What Causes Cellulitis?
Similar to impetigo, another common skin infection, cellulitis is often caused by Streptococcus (“strep”) or Staphylococcus (“staph”) bacteria. These bacteria usually live on the skin of healthy people but can enter the body through a break in the skin. Where impetigo is a superficial skin infection, cellulitis occurs when the bacteria get into the deeper tissue under the skin and overgrow. Unlike impetigo, cellulitis is not contagious.
Cellulitis affects both males and females and can occur at any age but is most common in men aged 45-65. The causes of cellulitis are strongly correlated with age and immune status, meaning older individuals and those with weakened immune systems (due to illness or medications) have a higher risk of developing cellulitis. So do people with diabetes, poor blood circulation (especially in the legs), and obesity. However, any person is vulnerable if they have any type of break in the skin, including small cracks or fissures. Sometimes these breaks in the skin aren’t even noticed. A new body piercing, a scratch (self-inflicted or from another object), or an insect bite – anything that gives the strep or staph bacteria a place to enter the body, multiply, and overgrow – can result in cellulitis.
Cleanliness is the best protection against cellulitis that develops as a result of a break in the skin. Keep fingernails trimmed to prevent scratching, wash hands regularly, and keep broken skin clean and covered.
Symptoms of Cellulitis
Typical characteristics of cellulitis include skin that is:
- Pinkish or red in the infected area.
The infection is diffuse (appears spread out), with poorly defined borders. An infected person will often have fever, chills, and a feeling of general discomfort. If the infection goes untreated, pockets of pus can develop. Worse yet, the bacteria may spread into the bloodstream, which can be life-threatening. The most common areas for cellulitis are the lower legs, arms or hands, or the face. Those who have had cellulitis describe a throbbing, painful sensation as if the skin is pulled too tight. Others have described it as feeling like a sunburn. Overall, it can be extremely uncomfortable and frightening. The redness can spread quickly within hours.

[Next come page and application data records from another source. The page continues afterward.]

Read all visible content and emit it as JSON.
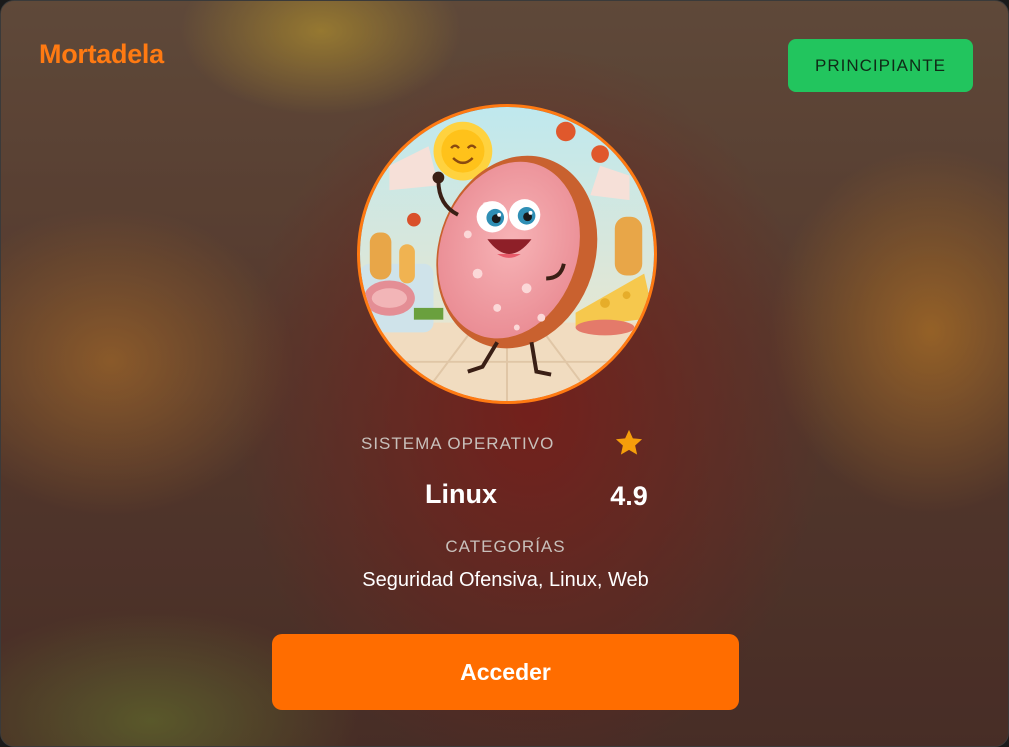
{
  "card": {
    "title": "Mortadela",
    "difficulty_badge": "PRINCIPIANTE",
    "avatar_icon": "mortadela-character-image",
    "os_label": "SISTEMA OPERATIVO",
    "os_value": "Linux",
    "rating_icon": "star-icon",
    "rating_value": "4.9",
    "categories_label": "CATEGORÍAS",
    "categories_value": "Seguridad Ofensiva, Linux, Web",
    "access_button": "Acceder"
  },
  "colors": {
    "accent": "#ff7a12",
    "button": "#ff6d00",
    "badge": "#22c55e",
    "star": "#f59e0b"
  }
}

Some Things to Consider with Cellulitis
There is no self-treatment available for cellulitis. If you have pinkish-red, swollen skin that feels warm to the touch, contact your physician immediately. In the meantime, you can keep the infected area elevated to help minimize swelling. Your physician will prescribe an antibiotic to treat your cellulitis. Be sure to complete the full course of treatment. Your doctor will want to talk to you about managing any underlying conditions you may have that increase your risk of future cellulitis infections.